Colorectal cancer can be treated in a number of ways, or a combination of:
Most patients with a colorectal cancer will need surgery which can be provided at Antrim Area Hospital and Causeway Hospital, or more specialist surgery can be provided at the Belfast City Hospital.
Chemotherapy for colorectal cancer is given at Laurel House at Antrim Area Hospital.
Radiotherapy for colorectal can only be given in the Cancer Centre at Belfast City Hospital.
Your doctors will tell you about the benefits, risks and side-effects of the treatments being offered.
Each person is different and your surgery and/or treatment will be tailored to your needs and discussed fully with you before proceeding. Throughout your care, procedures, surgery and treatment will not be carried out without your consent.
Usually the surgery performed for colorectal cancer is a bowel resection, which involves removing the affected part and then rejoining the bowel. Some patients may require a stoma formed during this operation (the surgeon will make a knot in the bowel and from which waste is removed via a colostomy bag). A stoma care nurse looks after patients who have had a stoma formed.
The stoma care nurse will educate and support patients and their families when they undergo this type of surgery. Support will be given prior to your surgery, whilst you are in hospital and when you return home.

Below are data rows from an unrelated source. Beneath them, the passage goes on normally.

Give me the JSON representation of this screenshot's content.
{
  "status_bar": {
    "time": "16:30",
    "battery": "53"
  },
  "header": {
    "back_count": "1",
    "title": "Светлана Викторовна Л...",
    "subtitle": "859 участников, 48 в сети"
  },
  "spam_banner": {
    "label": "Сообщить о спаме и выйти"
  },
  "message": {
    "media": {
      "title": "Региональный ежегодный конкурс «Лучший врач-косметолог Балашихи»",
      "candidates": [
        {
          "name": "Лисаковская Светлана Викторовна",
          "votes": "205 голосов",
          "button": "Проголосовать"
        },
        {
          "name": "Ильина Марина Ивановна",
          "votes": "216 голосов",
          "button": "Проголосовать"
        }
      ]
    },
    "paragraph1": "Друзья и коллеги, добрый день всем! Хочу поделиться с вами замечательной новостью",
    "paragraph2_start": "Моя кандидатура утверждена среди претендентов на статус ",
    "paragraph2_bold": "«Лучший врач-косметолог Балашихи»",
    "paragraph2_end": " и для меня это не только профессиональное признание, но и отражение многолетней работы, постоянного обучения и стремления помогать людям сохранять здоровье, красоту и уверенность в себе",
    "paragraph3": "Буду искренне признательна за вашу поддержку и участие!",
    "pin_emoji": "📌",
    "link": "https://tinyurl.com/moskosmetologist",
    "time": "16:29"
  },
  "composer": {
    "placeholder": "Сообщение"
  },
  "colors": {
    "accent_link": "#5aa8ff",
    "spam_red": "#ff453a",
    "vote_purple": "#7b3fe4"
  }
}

In many cases colorectal cancer can be cured in this way with no need for further treatment. In some cases, patients may require chemotherapy and/or radiotherapy after surgery.

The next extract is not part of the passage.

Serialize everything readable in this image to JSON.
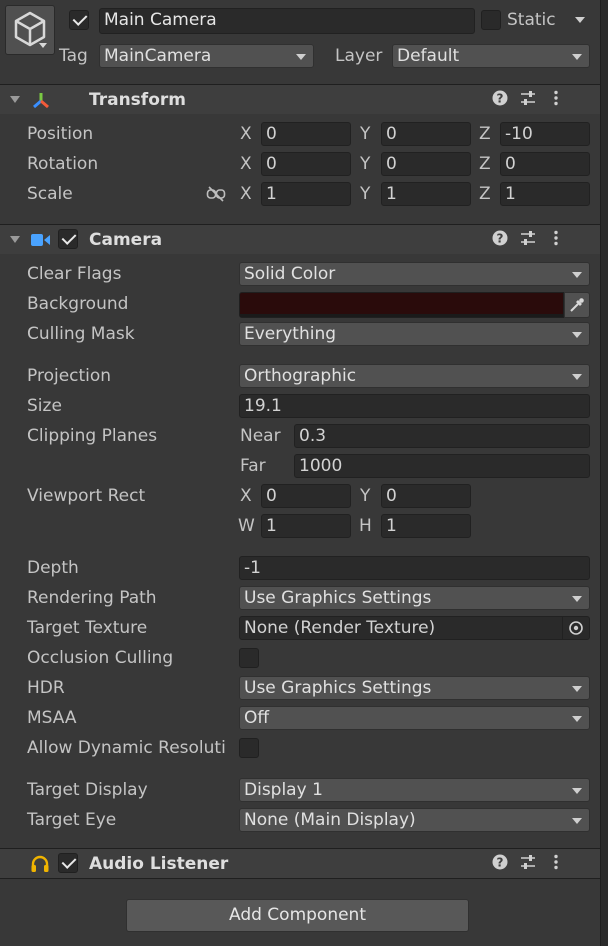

For more information on the specific treatment for each colorectal cancer, please visit the Bowel Cancer UK website.
Stoma care nurse, Antrim Area Hospital, Telephone: 028 9442 4000 Ext 4437 Bleep 5109
Stoma care nurse, Causeway Hospital, Telephone: 028 7034 6264
After treatment is completed, patients will have regular check-ups. These are very important for the surgeon or oncologist to monitor patient progress.
Patients should go to their GP for advice if they have a symptom between follow-up visits they cannot explain which last more than a week or is not getting better.